> _Work order_: Would you output all the data exactly as it stands?

> _Recorded data_:

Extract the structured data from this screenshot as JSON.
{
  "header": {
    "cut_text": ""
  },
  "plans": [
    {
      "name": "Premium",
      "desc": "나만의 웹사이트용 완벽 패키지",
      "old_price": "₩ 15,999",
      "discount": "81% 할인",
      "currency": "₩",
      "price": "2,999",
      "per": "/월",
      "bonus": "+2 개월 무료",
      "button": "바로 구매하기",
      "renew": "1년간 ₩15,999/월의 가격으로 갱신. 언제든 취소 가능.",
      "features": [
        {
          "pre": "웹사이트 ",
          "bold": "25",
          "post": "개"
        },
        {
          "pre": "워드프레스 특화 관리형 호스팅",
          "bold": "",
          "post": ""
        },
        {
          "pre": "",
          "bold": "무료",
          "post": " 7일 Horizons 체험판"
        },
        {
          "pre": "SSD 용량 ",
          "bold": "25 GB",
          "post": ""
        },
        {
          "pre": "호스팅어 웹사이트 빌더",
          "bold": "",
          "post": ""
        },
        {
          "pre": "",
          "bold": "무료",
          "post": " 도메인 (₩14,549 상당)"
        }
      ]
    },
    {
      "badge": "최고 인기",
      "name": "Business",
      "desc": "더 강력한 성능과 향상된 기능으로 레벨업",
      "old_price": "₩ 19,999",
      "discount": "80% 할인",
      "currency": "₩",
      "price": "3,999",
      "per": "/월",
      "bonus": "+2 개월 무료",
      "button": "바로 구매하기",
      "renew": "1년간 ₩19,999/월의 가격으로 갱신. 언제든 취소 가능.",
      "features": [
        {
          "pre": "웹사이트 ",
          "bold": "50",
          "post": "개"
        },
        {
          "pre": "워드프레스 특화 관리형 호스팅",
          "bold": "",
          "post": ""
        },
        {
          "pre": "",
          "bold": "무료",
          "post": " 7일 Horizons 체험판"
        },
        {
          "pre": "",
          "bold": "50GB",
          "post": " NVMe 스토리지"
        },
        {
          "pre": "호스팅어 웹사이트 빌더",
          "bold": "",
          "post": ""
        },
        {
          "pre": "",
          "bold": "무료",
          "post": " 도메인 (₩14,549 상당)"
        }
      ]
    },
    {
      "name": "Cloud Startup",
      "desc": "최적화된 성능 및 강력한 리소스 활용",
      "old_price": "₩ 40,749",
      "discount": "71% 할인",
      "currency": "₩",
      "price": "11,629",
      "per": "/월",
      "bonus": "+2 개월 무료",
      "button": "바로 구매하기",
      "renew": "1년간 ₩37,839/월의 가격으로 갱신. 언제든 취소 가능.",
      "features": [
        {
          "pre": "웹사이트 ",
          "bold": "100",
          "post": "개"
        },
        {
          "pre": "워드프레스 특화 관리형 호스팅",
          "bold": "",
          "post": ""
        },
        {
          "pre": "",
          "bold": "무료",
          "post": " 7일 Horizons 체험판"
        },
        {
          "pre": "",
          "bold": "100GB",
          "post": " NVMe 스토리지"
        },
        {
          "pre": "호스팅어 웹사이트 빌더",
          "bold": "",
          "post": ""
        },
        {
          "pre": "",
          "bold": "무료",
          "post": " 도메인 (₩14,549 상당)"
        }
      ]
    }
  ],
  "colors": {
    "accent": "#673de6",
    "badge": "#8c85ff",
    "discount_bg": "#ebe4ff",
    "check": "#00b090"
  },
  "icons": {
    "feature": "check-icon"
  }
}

> _Solution to this exercise_:
Extract the structured data from this screenshot as JSON.
{
  "header": {
    "cut_text": ""
  },
  "plans": [
    {
      "name": "Premium",
      "desc": "나만의 웹사이트용 완벽 패키지",
      "old_price": "₩ 15,999",
      "discount": "81% 할인",
      "currency": "₩",
      "price": "2,999",
      "per": "/월",
      "bonus": "+2 개월 무료",
      "button": "바로 구매하기",
      "renew": "1년간 ₩15,999/월의 가격으로 갱신. 언제든 취소 가능.",
      "features": [
        {
          "pre": "웹사이트 ",
          "bold": "25",
          "post": "개"
        },
        {
          "pre": "워드프레스 특화 관리형 호스팅",
          "bold": "",
          "post": ""
        },
        {
          "pre": "",
          "bold": "무료",
          "post": " 7일 Horizons 체험판"
        },
        {
          "pre": "SSD 용량 ",
          "bold": "25 GB",
          "post": ""
        },
        {
          "pre": "호스팅어 웹사이트 빌더",
          "bold": "",
          "post": ""
        },
        {
          "pre": "",
          "bold": "무료",
          "post": " 도메인 (₩14,549 상당)"
        }
      ]
    },
    {
      "badge": "최고 인기",
      "name": "Business",
      "desc": "더 강력한 성능과 향상된 기능으로 레벨업",
      "old_price": "₩ 19,999",
      "discount": "80% 할인",
      "currency": "₩",
      "price": "3,999",
      "per": "/월",
      "bonus": "+2 개월 무료",
      "button": "바로 구매하기",
      "renew": "1년간 ₩19,999/월의 가격으로 갱신. 언제든 취소 가능.",
      "features": [
        {
          "pre": "웹사이트 ",
          "bold": "50",
          "post": "개"
        },
        {
          "pre": "워드프레스 특화 관리형 호스팅",
          "bold": "",
          "post": ""
        },
        {
          "pre": "",
          "bold": "무료",
          "post": " 7일 Horizons 체험판"
        },
        {
          "pre": "",
          "bold": "50GB",
          "post": " NVMe 스토리지"
        },
        {
          "pre": "호스팅어 웹사이트 빌더",
          "bold": "",
          "post": ""
        },
        {
          "pre": "",
          "bold": "무료",
          "post": " 도메인 (₩14,549 상당)"
        }
      ]
    },
    {
      "name": "Cloud Startup",
      "desc": "최적화된 성능 및 강력한 리소스 활용",
      "old_price": "₩ 40,749",
      "discount": "71% 할인",
      "currency": "₩",
      "price": "11,629",
      "per": "/월",
      "bonus": "+2 개월 무료",
      "button": "바로 구매하기",
      "renew": "1년간 ₩37,839/월의 가격으로 갱신. 언제든 취소 가능.",
      "features": [
        {
          "pre": "웹사이트 ",
          "bold": "100",
          "post": "개"
        },
        {
          "pre": "워드프레스 특화 관리형 호스팅",
          "bold": "",
          "post": ""
        },
        {
          "pre": "",
          "bold": "무료",
          "post": " 7일 Horizons 체험판"
        },
        {
          "pre": "",
          "bold": "100GB",
          "post": " NVMe 스토리지"
        },
        {
          "pre": "호스팅어 웹사이트 빌더",
          "bold": "",
          "post": ""
        },
        {
          "pre": "",
          "bold": "무료",
          "post": " 도메인 (₩14,549 상당)"
        }
      ]
    }
  ],
  "colors": {
    "accent": "#673de6",
    "badge": "#8c85ff",
    "discount_bg": "#ebe4ff",
    "check": "#00b090"
  },
  "icons": {
    "feature": "check-icon"
  }
}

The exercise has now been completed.